July 12, 1993 – The North Korean Government accused President Clinton today of provoking it with threats of war after he warned that the United States would retaliate if North Korea developed nuclear arms.
The statement by the Communist Government of Kim Il Sung came just hours after it handed over what it said were remains of 17 American soldiers killed in the Korean War.
On his weekend visit to South Korea, President Clinton warned that if North Korea developed and used an atomic weapon, “we would quickly and overwhelmingly retaliate.”
“It would mean the end of their country as they know it,” he said. ‘Rash Act’ by U.S.
The North Korean Government lashed back today through its Korean Central News Agency, monitored in Tokyo.
“The United States must ponder over the fatal consequences that might arise from its rash act,” the statement said. “If anyone dares to provoke us, we will immediately show him in practice what our bold decision is.”
North Korea has denied that it is developing nuclear weapons but has banned inspections of two sites suspected of being nuclear installations. Last month, North Korea backed off from its decision to drop out of the Nuclear Nonproliferation Treaty, but the issue of site inspections was left unresolved. Further talks on the matter are to begin Wednesday in Geneva, where Washington is expected to press North Korea to accept inspections or face consequences that could include economic sanctions.
The United States has made the return of war dead and the resolution of nuclear issues conditions of improving ties between the two nations. So far, bones said to belong to only 45 of more than 8,000 missing troops have been returned, and United States officials said not all of those remains were human.

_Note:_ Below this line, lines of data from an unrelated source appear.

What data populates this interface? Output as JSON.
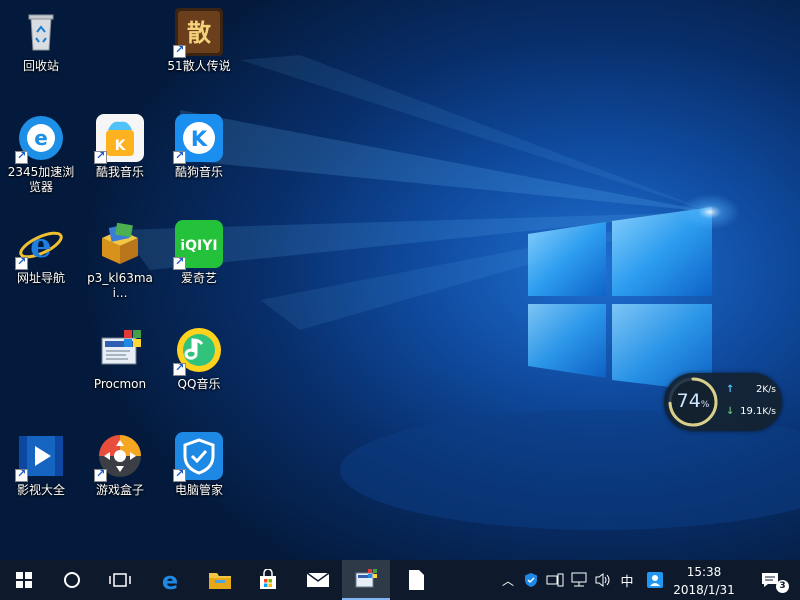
{
  "desktop_icons": [
    {
      "label": "回收站",
      "icon": "recycle-bin-icon"
    },
    {
      "label": "51散人传说",
      "icon": "game-icon"
    },
    {
      "label": "2345加速浏览器",
      "icon": "browser-2345-icon"
    },
    {
      "label": "酷我音乐",
      "icon": "kuwo-music-icon"
    },
    {
      "label": "酷狗音乐",
      "icon": "kugou-music-icon"
    },
    {
      "label": "网址导航",
      "icon": "ie-icon"
    },
    {
      "label": "p3_kl63mai...",
      "icon": "installer-box-icon"
    },
    {
      "label": "爱奇艺",
      "icon": "iqiyi-icon"
    },
    {
      "label": "Procmon",
      "icon": "procmon-icon"
    },
    {
      "label": "QQ音乐",
      "icon": "qq-music-icon"
    },
    {
      "label": "影视大全",
      "icon": "video-player-icon"
    },
    {
      "label": "游戏盒子",
      "icon": "gamepad-icon"
    },
    {
      "label": "电脑管家",
      "icon": "shield-icon"
    }
  ],
  "net_widget": {
    "percent": "74",
    "percent_unit": "%",
    "up_value": "2",
    "up_unit": "K/s",
    "down_value": "19.1",
    "down_unit": "K/s",
    "ring_fraction": 0.74,
    "ring_color": "#d8d08a"
  },
  "taskbar": {
    "ime_label": "中",
    "time": "15:38",
    "date": "2018/1/31",
    "notification_count": "3"
  },
  "colors": {
    "taskbar_bg": "#0e1a2b",
    "accent": "#1e90ff"
  }
}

Japan Accused, Too
North Korea also accused Japan of planning its own nuclear arsenal.
At the meeting of major industrialized nations in Tokyo last week, Japan was the only one to refuse to endorse an indefinite extension of the Nuclear Nonproliferation Treaty.
Japan’s objection “revealed the intention of the Japanese Government of arming Japan with nuclear weapons at any cost,” said a North Korean Foreign Ministry official quoted by the Korean press agency.